Five things we know about new ‘Eris’ COVID-19 variant

… steps up surveillance as 51 countries report cases

The Nigeria Centre for Disease Control and Prevention (NCDC) has revealed that the two new subvariants of the COVID-19 virus known as EG.5 (Eris) and BA.2.86 (Pirola) have not been identified in Nigeria.

But it has stepped up its surveillance following reported cases of Eris in about 51 countries as of August 7 and the detection of Pirola in five countries including the United Kingdom, Israel, Denmark, South Africa, and the United States, as of August 23.

Both viruses are subvariant of the Omicron variant of the SARS-CoV-2 virus.

Ifedayo Adetifa, NCDC director-general in a statement released on Saturday said the centre’s COVID-19 technical working group is tracking the spread of the disease on local, regional, and global levels.

The centre is also placing a keen focus on the prevalence of COVID-19 in patients with influenza-like illness and severe acute respiratory illness, even though it has not observed any increase in the trend of the virus in this patient group, Adetifa explained.

“We continue to carry out genomics surveillance even with the low testing levels and encourage testing locations in states to ensure their positive samples are sent on to the NCDC for sequencing,” the DG stated.

Read also: Scientists seek to calm a troubled world hit by fear of new Covid variant

He hinted that the NCDC and partners are working on implementing an enhanced COVID-19 testing exercise in four states to obtain complementary and more detailed information about circulating variants in the country.

Also, COVID-19 rapid diagnostic kits are being distributed for the purpose of improving bi-directional COVID-19 testing, according to Adetifa.

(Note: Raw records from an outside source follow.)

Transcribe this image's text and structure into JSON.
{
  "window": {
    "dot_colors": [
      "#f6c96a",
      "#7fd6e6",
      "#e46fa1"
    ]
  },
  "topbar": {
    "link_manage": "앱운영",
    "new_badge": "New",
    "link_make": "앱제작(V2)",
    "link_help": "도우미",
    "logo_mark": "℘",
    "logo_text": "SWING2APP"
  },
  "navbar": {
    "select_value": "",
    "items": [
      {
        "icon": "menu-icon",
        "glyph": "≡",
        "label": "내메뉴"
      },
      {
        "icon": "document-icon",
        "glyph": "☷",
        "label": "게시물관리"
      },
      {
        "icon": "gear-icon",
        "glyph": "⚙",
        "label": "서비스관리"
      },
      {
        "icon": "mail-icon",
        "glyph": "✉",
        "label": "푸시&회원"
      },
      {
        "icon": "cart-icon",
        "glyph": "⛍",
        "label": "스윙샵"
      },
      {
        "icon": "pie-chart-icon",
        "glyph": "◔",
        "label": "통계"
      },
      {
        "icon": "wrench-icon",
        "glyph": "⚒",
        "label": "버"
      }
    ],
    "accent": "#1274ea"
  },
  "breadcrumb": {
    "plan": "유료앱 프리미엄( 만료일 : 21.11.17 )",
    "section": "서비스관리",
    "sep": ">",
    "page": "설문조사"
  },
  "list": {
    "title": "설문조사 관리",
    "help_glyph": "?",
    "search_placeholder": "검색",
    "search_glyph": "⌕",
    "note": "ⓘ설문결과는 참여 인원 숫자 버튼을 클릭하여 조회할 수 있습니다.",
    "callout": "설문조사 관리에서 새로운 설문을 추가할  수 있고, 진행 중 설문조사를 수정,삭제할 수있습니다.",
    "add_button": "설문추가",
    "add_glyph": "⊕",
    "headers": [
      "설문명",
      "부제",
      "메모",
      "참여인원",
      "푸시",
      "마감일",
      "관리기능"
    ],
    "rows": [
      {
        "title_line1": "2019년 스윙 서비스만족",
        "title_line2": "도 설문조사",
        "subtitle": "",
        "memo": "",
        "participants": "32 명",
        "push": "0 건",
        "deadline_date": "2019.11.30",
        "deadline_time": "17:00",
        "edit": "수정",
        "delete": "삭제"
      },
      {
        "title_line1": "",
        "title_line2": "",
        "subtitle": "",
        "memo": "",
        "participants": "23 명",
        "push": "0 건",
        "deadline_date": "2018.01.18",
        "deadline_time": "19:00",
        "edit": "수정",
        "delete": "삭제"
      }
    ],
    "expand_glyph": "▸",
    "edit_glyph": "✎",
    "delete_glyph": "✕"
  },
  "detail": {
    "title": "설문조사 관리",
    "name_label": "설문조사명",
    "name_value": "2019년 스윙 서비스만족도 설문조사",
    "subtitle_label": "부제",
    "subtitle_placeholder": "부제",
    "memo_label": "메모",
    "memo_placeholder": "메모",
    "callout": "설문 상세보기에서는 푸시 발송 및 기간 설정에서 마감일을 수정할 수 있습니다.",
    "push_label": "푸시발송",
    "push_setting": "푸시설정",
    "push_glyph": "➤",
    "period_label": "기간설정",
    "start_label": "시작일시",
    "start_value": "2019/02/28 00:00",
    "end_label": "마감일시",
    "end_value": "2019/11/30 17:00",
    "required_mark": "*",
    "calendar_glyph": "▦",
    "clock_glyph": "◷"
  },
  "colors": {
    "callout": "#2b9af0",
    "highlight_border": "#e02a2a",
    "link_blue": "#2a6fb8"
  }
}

The EG.5 has not been associated with any change in symptoms and has not produced an increase in severity of illness or hospitalisations, according to the NCDC.

It causes symptoms like those seen with other COVID-19 variants, including fever, cough, and shortness of breath, fatigue, muscle aches, headache, and sore throat.


Reiterating that COVID-19 had become a residual health problem, Adetifa explained that it poses a threat to high-risk people such as the elderly; those with underlying chronic illnesses, especially hypertension, and diabetes; those on cancer treatment, organ transplant recipients and those whose immune systems are suppressed for one reason or the other.

Read also: US, UK other report rise in new ‘Eris’ COVID-19 infection

He urged all to:

Get Tested

All should take test for any feverish illness and respiratory symptoms irrespective of how mild. Prompt testing can help identify cases with a high risk of becoming severely ill and also provides samples for testing that provide information on circulating SARS-CoV-2 variants and disease trends.

Get vaccinated

Ensure you and your loved ones make use of every opportunity the government has provided to get vaccinated against COVID-19. Vaccination protects against severe disease symptoms, hospitalisation and death should you contract the virus.

Practice Good Hygiene

Continue the practice of good hand hygiene by washing hands regularly with soap under running water.

Mask up

Wear a mask if you have flu-like symptoms like coughing, sneezing etc. If you are at risk of severe disease, use a mask in crowded and other high-risk situations.

The NCDC pledged it will keep a tab on situations around the globe, especially in countries where the new variant has been confirmed, and keep Nigerians updated as may be required with scientifically sound and evidence-based information on any changes in the virus and genomics that may threaten public health.